A new state law aimed at preventing local mass casualty shootings, takes effect Saturday. Governor Andrew Cuomo signed the bill back in February.
The bill was part of a broader package of gun control measures considered the most sweeping since the passage of the SAFE Act in 2003.
"We have to ensure Buffalo and Erie County does not have a Dayton incident or an El Paso incident," said John Flynn, (D) Erie County district attorney.
Flynn outlined the Red Flag Law Thursday, designed to temporarily remove firearms from someone who pose a threat to themselves or others. It also prohibits a person from trying to purchase a firearm as well.
"One of the biggest things we can do now to alleviate mass shootings is to do what we can to limit the means of an individual who may commit the shooting," Flynn said.
The law gives Flynn, school leaders, police agencies, and family members, the power to ask a civil court for an extreme risk protection order before an arrest is made. It's designed to identify the person as having experienced a trauma or crisis before a crime takes place.
"And a family member's going to know that, if it's a student, a school official is going to know that. Someone close to this person, perhaps law enforcement in the community, may know that as well," Flynn said.
Flynn warns those filing to use common sense and not target someone out of retaliation.
"This law is going to have an impact on lawful gun owners," Flynn said.
"That is kind of my concern as we go into that discussion nationally," said Rep. Tom Reed, (R) 23rd Congressional District.
Republican Congressman Tom Reed says he's heard a number of concerns from rural constituents, including second amendment supporters and sportsmen.
"They empathize with the situation. They recognize we've got to get to the issue of violence in our nation and prevent these mass shootings, but to attack law abiding citizens just for the sake of doing something to say we did something, is something they're frustrated with," Reed said.
Flynn says his office will work to balance the rights of law abiding citizens with gun owners in crisis.
"If you put two and two together, having trauma, having mental illness, having a drug problem, having an alcohol problem.
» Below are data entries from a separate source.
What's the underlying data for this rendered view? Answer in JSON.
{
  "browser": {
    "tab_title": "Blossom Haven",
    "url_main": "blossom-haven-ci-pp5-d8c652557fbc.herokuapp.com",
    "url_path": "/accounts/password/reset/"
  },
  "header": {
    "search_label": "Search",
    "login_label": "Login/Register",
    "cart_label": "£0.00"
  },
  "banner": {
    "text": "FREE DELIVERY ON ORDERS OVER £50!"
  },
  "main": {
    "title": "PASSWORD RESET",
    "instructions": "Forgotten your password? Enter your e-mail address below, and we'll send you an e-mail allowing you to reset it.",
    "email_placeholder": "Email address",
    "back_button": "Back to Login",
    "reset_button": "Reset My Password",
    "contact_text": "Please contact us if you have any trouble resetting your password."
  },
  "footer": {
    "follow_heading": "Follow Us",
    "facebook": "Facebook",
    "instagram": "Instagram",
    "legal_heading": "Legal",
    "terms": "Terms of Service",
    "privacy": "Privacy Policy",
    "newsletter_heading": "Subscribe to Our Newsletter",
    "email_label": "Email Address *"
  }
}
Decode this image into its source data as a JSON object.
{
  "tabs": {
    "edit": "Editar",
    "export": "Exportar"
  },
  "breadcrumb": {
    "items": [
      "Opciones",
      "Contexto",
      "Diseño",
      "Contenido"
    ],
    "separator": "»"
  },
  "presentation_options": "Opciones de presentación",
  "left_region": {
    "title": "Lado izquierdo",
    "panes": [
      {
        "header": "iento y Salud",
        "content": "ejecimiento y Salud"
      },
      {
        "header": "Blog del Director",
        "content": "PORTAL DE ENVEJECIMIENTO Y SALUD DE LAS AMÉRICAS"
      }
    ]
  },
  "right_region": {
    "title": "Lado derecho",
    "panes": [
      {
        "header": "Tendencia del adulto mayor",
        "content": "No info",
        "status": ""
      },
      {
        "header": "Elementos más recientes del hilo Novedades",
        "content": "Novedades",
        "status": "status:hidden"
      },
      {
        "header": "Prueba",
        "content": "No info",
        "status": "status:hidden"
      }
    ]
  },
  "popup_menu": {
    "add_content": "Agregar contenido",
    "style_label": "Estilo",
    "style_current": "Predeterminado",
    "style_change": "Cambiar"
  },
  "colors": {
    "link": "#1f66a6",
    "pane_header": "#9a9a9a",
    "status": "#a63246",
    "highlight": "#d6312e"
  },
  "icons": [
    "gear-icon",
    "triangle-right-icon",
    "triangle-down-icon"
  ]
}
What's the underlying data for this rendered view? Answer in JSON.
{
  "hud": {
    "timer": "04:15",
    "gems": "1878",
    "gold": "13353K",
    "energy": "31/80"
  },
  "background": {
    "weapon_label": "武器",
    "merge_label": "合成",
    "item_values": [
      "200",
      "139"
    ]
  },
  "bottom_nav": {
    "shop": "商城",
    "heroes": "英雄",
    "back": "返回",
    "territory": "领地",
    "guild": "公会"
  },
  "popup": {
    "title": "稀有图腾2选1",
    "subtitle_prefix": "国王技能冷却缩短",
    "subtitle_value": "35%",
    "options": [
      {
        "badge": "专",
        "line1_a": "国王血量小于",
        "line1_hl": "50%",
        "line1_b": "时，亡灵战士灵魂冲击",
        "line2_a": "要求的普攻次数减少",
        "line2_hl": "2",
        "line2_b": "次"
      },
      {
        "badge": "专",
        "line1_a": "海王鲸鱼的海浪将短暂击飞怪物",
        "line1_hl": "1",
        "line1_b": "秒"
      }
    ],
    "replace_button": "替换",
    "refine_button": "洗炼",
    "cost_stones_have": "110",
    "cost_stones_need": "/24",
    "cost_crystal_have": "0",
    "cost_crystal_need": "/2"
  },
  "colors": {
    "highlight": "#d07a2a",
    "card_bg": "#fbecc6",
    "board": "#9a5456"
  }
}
And you address that problem, hopefully we can prevent further mass shootings," Flynn said.
New York is the 13th state to enact the law.